::: Material supplied :::

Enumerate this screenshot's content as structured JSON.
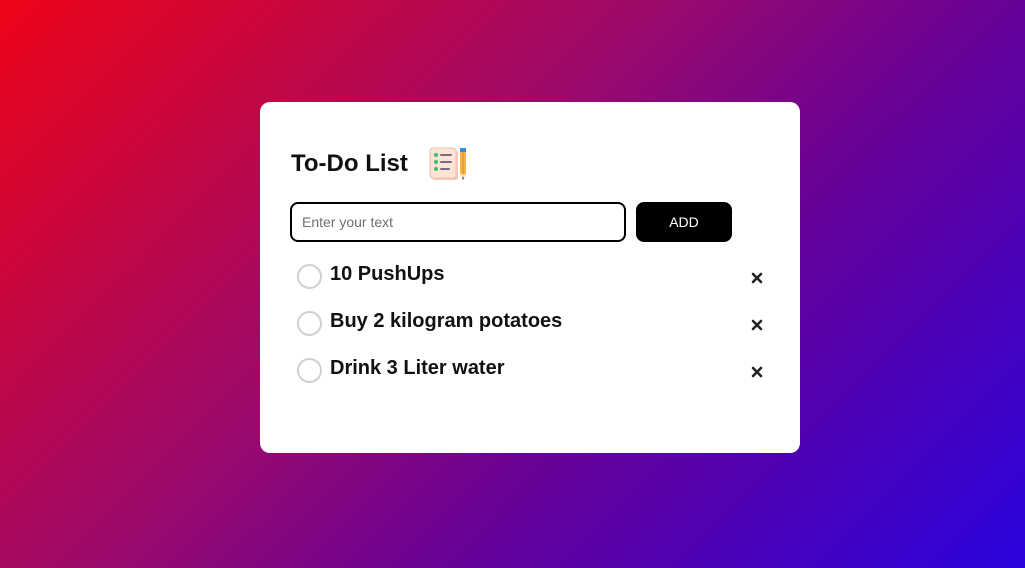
{
  "app": {
    "title": "To-Do List",
    "title_icon": "notepad-pencil-icon"
  },
  "input": {
    "value": "",
    "placeholder": "Enter your text"
  },
  "add_button": {
    "label": "ADD"
  },
  "tasks": [
    {
      "text": "10 PushUps",
      "checked": false,
      "delete_icon": "close-icon"
    },
    {
      "text": "Buy 2 kilogram potatoes",
      "checked": false,
      "delete_icon": "close-icon"
    },
    {
      "text": "Drink 3 Liter water",
      "checked": false,
      "delete_icon": "close-icon"
    }
  ],
  "colors": {
    "background_start": "#ee0418",
    "background_end": "#2a03dd",
    "card": "#ffffff",
    "button": "#000000",
    "circle_border": "#d0d0d0"
  }
}
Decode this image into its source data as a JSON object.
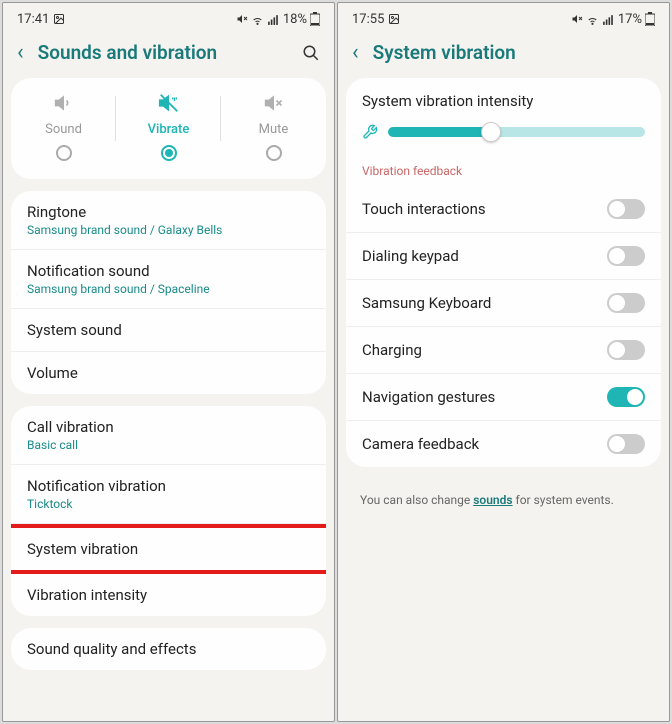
{
  "left": {
    "status": {
      "time": "17:41",
      "battery": "18%"
    },
    "header": {
      "title": "Sounds and vibration"
    },
    "modes": {
      "sound": "Sound",
      "vibrate": "Vibrate",
      "mute": "Mute"
    },
    "group1": {
      "ringtone": {
        "title": "Ringtone",
        "sub": "Samsung brand sound / Galaxy Bells"
      },
      "notification_sound": {
        "title": "Notification sound",
        "sub": "Samsung brand sound / Spaceline"
      },
      "system_sound": {
        "title": "System sound"
      },
      "volume": {
        "title": "Volume"
      }
    },
    "group2": {
      "call_vibration": {
        "title": "Call vibration",
        "sub": "Basic call"
      },
      "notification_vibration": {
        "title": "Notification vibration",
        "sub": "Ticktock"
      },
      "system_vibration": {
        "title": "System vibration"
      },
      "vibration_intensity": {
        "title": "Vibration intensity"
      }
    },
    "group3": {
      "sound_quality": {
        "title": "Sound quality and effects"
      }
    }
  },
  "right": {
    "status": {
      "time": "17:55",
      "battery": "17%"
    },
    "header": {
      "title": "System vibration"
    },
    "intensity": {
      "title": "System vibration intensity",
      "value": 40
    },
    "feedback_label": "Vibration feedback",
    "feedback": {
      "touch": {
        "title": "Touch interactions",
        "on": false
      },
      "dial": {
        "title": "Dialing keypad",
        "on": false
      },
      "keyboard": {
        "title": "Samsung Keyboard",
        "on": false
      },
      "charging": {
        "title": "Charging",
        "on": false
      },
      "nav": {
        "title": "Navigation gestures",
        "on": true
      },
      "camera": {
        "title": "Camera feedback",
        "on": false
      }
    },
    "footer": {
      "pre": "You can also change ",
      "link": "sounds",
      "post": " for system events."
    }
  }
}
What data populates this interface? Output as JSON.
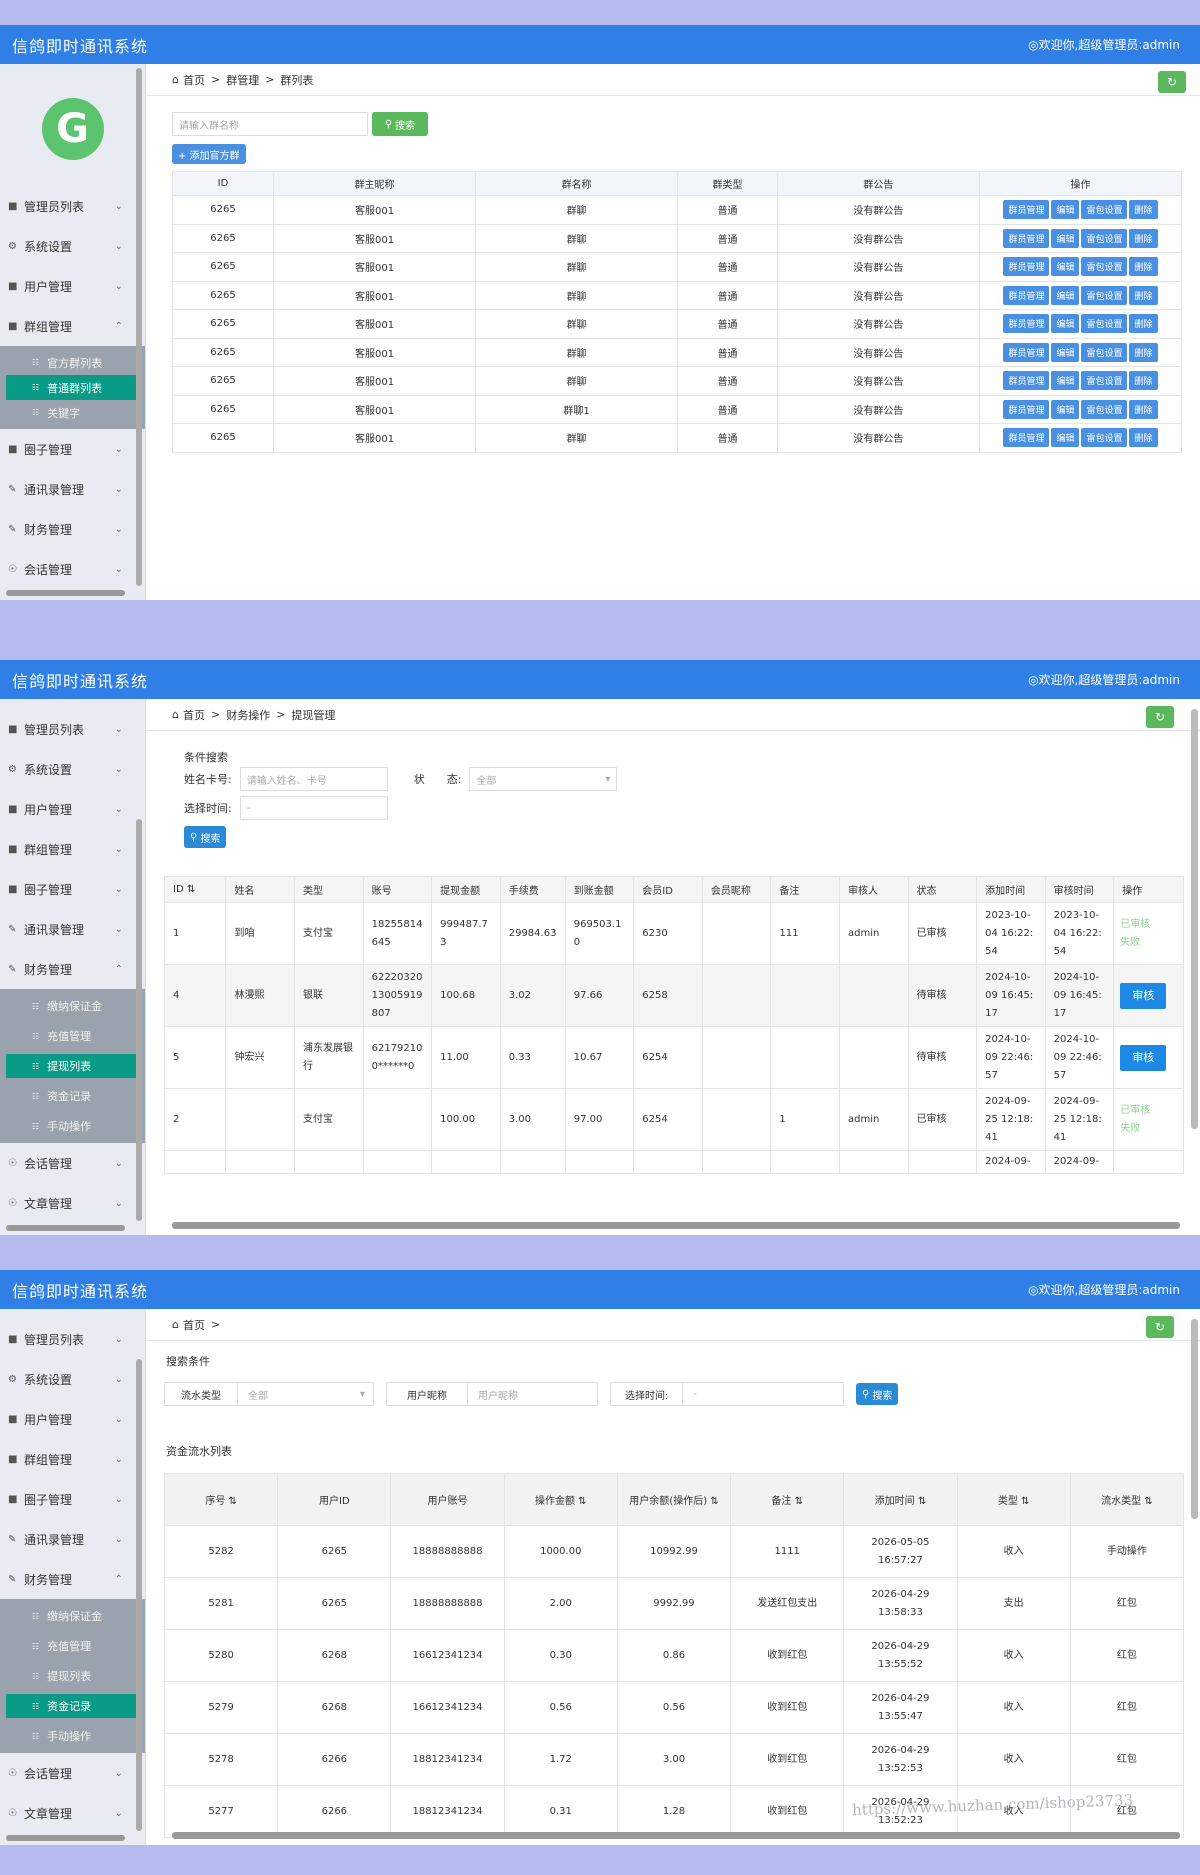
{
  "app_title": "信鸽即时通讯系统",
  "welcome": "◎欢迎你,超级管理员:admin",
  "avatar_letter": "G",
  "menu": {
    "admin_list": "管理员列表",
    "system": "系统设置",
    "user": "用户管理",
    "group": "群组管理",
    "moments": "圈子管理",
    "contacts": "通讯录管理",
    "finance": "财务管理",
    "session": "会话管理",
    "article": "文章管理"
  },
  "group_sub": [
    "官方群列表",
    "普通群列表",
    "关键字"
  ],
  "finance_sub": [
    "缴纳保证金",
    "充值管理",
    "提现列表",
    "资金记录",
    "手动操作"
  ],
  "panel1": {
    "breadcrumb": [
      "首页",
      "群管理",
      "群列表"
    ],
    "search_placeholder": "请输入群名称",
    "search_btn": "搜索",
    "add_btn": "+ 添加官方群",
    "headers": [
      "ID",
      "群主昵称",
      "群名称",
      "群类型",
      "群公告",
      "操作"
    ],
    "ops": [
      "群员管理",
      "编辑",
      "雷包设置",
      "删除"
    ],
    "rows": [
      [
        "6265",
        "客服001",
        "群聊",
        "普通",
        "没有群公告"
      ],
      [
        "6265",
        "客服001",
        "群聊",
        "普通",
        "没有群公告"
      ],
      [
        "6265",
        "客服001",
        "群聊",
        "普通",
        "没有群公告"
      ],
      [
        "6265",
        "客服001",
        "群聊",
        "普通",
        "没有群公告"
      ],
      [
        "6265",
        "客服001",
        "群聊",
        "普通",
        "没有群公告"
      ],
      [
        "6265",
        "客服001",
        "群聊",
        "普通",
        "没有群公告"
      ],
      [
        "6265",
        "客服001",
        "群聊",
        "普通",
        "没有群公告"
      ],
      [
        "6265",
        "客服001",
        "群聊1",
        "普通",
        "没有群公告"
      ],
      [
        "6265",
        "客服001",
        "群聊",
        "普通",
        "没有群公告"
      ]
    ]
  },
  "panel2": {
    "breadcrumb": [
      "首页",
      "财务操作",
      "提现管理"
    ],
    "cond_title": "条件搜索",
    "name_label": "姓名卡号:",
    "name_placeholder": "请输入姓名、卡号",
    "status_label": "状　　态:",
    "status_value": "全部",
    "time_label": "选择时间:",
    "time_value": "-",
    "search_btn": "搜索",
    "headers": [
      "ID",
      "姓名",
      "类型",
      "账号",
      "提现金额",
      "手续费",
      "到账金额",
      "会员ID",
      "会员昵称",
      "备注",
      "审核人",
      "状态",
      "添加时间",
      "审核时间",
      "操作"
    ],
    "rows": [
      {
        "id": "1",
        "name": "到咱",
        "type": "支付宝",
        "account": "18255814645",
        "amount": "999487.73",
        "fee": "29984.63",
        "received": "969503.10",
        "member_id": "6230",
        "nickname": "",
        "note": "111",
        "reviewer": "admin",
        "status": "已审核",
        "added": "2023-10-04 16:22:54",
        "reviewed": "2023-10-04 16:22:54",
        "op": [
          "已审核",
          "失败"
        ]
      },
      {
        "id": "4",
        "name": "林漫熙",
        "type": "银联",
        "account": "6222032013005919807",
        "amount": "100.68",
        "fee": "3.02",
        "received": "97.66",
        "member_id": "6258",
        "nickname": "",
        "note": "",
        "reviewer": "",
        "status": "待审核",
        "added": "2024-10-09 16:45:17",
        "reviewed": "2024-10-09 16:45:17",
        "op": [
          "审核"
        ]
      },
      {
        "id": "5",
        "name": "钟宏兴",
        "type": "浦东发展银行",
        "account": "621792100******0",
        "amount": "11.00",
        "fee": "0.33",
        "received": "10.67",
        "member_id": "6254",
        "nickname": "",
        "note": "",
        "reviewer": "",
        "status": "待审核",
        "added": "2024-10-09 22:46:57",
        "reviewed": "2024-10-09 22:46:57",
        "op": [
          "审核"
        ]
      },
      {
        "id": "2",
        "name": "",
        "type": "支付宝",
        "account": "",
        "amount": "100.00",
        "fee": "3.00",
        "received": "97.00",
        "member_id": "6254",
        "nickname": "",
        "note": "1",
        "reviewer": "admin",
        "status": "已审核",
        "added": "2024-09-25 12:18:41",
        "reviewed": "2024-09-25 12:18:41",
        "op": [
          "已审核",
          "失败"
        ]
      },
      {
        "id": "",
        "name": "",
        "type": "",
        "account": "",
        "amount": "",
        "fee": "",
        "received": "",
        "member_id": "",
        "nickname": "",
        "note": "",
        "reviewer": "",
        "status": "",
        "added": "2024-09-",
        "reviewed": "2024-09-",
        "op": []
      }
    ]
  },
  "panel3": {
    "breadcrumb": [
      "首页",
      ""
    ],
    "cond_title": "搜索条件",
    "flow_type_label": "流水类型",
    "flow_type_value": "全部",
    "nick_label": "用户昵称",
    "nick_placeholder": "用户昵称",
    "time_label": "选择时间:",
    "time_value": "-",
    "search_btn": "搜索",
    "list_title": "资金流水列表",
    "headers": [
      "序号",
      "用户ID",
      "用户账号",
      "操作金额",
      "用户余额(操作后)",
      "备注",
      "添加时间",
      "类型",
      "流水类型"
    ],
    "rows": [
      [
        "5282",
        "6265",
        "18888888888",
        "1000.00",
        "10992.99",
        "1111",
        "2026-05-05 16:57:27",
        "收入",
        "手动操作"
      ],
      [
        "5281",
        "6265",
        "18888888888",
        "2.00",
        "9992.99",
        "发送红包支出",
        "2026-04-29 13:58:33",
        "支出",
        "红包"
      ],
      [
        "5280",
        "6268",
        "16612341234",
        "0.30",
        "0.86",
        "收到红包",
        "2026-04-29 13:55:52",
        "收入",
        "红包"
      ],
      [
        "5279",
        "6268",
        "16612341234",
        "0.56",
        "0.56",
        "收到红包",
        "2026-04-29 13:55:47",
        "收入",
        "红包"
      ],
      [
        "5278",
        "6266",
        "18812341234",
        "1.72",
        "3.00",
        "收到红包",
        "2026-04-29 13:52:53",
        "收入",
        "红包"
      ],
      [
        "5277",
        "6266",
        "18812341234",
        "0.31",
        "1.28",
        "收到红包",
        "2026-04-29 13:52:23",
        "收入",
        "红包"
      ]
    ]
  },
  "watermark": "https://www.huzhan.com/ishop23733"
}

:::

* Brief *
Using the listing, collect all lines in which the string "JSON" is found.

* The answer *
Enumerate this screenshot's content as structured JSON.
Decode this image into its source data as a JSON object.
What data populates this interface? Output as JSON.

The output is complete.